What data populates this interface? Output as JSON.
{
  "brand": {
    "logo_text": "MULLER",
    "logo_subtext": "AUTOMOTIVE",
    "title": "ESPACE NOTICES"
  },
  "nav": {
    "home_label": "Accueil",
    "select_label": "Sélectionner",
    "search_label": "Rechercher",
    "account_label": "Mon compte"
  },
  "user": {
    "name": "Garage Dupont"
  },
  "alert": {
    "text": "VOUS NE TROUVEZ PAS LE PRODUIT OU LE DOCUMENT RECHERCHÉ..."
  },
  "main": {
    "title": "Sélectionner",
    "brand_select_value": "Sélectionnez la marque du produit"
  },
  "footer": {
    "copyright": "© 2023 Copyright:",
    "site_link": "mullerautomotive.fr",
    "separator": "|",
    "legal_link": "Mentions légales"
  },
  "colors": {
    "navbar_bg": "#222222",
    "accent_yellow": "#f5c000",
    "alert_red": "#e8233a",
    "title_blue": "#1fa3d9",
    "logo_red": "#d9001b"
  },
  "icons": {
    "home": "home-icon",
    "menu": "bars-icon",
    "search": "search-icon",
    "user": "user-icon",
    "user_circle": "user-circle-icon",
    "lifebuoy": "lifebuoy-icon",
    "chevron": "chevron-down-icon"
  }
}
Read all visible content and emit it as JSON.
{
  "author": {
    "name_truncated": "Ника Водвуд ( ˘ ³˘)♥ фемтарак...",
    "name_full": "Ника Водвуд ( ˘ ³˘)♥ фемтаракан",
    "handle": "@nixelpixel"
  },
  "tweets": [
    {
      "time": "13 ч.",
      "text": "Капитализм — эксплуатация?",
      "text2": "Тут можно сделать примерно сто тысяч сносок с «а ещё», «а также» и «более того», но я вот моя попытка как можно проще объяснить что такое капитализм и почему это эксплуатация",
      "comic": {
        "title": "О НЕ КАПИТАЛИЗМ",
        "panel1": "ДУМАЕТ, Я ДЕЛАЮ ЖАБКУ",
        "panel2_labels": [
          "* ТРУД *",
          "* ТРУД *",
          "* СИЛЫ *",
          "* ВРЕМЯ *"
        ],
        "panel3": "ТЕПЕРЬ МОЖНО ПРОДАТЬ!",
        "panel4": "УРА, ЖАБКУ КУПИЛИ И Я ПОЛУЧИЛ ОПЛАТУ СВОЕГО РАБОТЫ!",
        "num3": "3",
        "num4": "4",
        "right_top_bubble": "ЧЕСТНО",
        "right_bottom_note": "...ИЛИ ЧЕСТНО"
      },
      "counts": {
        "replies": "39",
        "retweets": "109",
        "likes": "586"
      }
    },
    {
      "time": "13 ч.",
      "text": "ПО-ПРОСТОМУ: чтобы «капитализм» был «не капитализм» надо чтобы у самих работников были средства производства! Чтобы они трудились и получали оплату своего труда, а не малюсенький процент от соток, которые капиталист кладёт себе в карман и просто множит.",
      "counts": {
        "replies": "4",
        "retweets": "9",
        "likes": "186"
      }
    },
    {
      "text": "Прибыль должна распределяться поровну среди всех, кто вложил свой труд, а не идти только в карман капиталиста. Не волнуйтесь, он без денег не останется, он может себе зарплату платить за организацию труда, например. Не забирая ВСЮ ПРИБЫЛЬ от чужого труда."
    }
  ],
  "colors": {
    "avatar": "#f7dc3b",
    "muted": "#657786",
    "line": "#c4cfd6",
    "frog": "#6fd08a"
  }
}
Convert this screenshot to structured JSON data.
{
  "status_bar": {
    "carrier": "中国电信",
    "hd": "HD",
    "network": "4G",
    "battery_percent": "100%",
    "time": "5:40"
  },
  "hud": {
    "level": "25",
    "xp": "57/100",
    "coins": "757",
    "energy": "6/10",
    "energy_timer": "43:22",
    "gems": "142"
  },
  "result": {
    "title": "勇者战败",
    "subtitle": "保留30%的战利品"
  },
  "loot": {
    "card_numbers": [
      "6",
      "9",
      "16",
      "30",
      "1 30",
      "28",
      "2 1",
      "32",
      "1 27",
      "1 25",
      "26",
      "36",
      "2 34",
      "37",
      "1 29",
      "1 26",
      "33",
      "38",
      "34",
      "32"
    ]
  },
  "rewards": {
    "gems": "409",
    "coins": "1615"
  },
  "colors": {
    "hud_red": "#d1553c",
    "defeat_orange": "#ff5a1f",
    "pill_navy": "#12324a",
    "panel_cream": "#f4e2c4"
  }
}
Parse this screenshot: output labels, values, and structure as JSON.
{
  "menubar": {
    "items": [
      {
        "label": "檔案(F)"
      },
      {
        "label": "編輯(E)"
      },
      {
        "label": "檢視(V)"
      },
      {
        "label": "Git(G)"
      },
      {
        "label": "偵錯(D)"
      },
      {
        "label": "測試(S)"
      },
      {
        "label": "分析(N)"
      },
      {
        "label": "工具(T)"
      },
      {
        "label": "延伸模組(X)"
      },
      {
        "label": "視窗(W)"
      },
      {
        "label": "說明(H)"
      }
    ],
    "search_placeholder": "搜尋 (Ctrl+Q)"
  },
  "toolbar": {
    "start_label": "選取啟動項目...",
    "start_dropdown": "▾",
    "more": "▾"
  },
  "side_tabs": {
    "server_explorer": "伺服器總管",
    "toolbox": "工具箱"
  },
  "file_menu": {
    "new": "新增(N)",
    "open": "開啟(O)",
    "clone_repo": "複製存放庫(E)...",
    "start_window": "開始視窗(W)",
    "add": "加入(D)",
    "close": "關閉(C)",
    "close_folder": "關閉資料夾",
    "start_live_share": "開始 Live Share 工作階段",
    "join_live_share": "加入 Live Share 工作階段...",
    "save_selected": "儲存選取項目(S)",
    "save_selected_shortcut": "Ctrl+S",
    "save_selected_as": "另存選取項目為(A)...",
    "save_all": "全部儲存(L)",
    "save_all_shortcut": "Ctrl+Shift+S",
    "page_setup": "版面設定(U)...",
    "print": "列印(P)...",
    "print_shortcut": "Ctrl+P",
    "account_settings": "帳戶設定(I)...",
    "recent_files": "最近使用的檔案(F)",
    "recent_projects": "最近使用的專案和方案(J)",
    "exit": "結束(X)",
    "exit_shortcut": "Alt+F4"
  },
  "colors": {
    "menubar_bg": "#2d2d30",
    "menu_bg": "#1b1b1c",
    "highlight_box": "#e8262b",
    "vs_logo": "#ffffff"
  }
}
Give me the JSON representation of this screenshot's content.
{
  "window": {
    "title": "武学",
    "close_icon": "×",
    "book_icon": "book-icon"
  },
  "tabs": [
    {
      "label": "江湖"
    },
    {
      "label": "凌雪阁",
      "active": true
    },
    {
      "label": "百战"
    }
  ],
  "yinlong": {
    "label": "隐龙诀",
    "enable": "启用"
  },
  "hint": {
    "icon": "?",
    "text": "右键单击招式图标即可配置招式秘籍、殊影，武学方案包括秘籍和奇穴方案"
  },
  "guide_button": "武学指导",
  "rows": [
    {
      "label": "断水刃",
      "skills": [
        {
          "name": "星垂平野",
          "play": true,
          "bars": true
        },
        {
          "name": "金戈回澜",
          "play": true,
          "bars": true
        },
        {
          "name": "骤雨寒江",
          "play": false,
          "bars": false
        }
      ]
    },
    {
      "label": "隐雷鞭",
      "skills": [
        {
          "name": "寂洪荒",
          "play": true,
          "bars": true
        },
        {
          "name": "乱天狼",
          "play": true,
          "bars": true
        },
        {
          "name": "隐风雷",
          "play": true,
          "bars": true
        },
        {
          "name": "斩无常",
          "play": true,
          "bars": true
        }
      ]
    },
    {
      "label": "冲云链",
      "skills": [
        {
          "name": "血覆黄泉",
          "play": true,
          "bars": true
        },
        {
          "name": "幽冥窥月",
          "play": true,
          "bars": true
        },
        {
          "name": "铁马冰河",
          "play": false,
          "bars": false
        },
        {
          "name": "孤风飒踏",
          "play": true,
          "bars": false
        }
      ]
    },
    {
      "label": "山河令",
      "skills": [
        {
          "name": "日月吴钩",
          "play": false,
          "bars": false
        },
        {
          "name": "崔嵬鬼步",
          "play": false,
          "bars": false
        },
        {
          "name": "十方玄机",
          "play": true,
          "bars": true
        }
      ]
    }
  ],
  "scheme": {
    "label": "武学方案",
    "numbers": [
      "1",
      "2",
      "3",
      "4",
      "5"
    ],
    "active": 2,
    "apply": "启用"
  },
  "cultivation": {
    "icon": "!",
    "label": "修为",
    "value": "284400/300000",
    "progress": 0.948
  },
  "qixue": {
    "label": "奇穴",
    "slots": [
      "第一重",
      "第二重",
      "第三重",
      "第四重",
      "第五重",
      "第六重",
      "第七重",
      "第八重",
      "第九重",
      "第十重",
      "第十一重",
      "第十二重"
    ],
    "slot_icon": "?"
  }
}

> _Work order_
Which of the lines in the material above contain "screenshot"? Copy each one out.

> _Exercise output_
Convert this screenshot to structured JSON data.
Parse this screenshot: output labels, values, and structure as JSON.
Give me the JSON representation of this screenshot's content.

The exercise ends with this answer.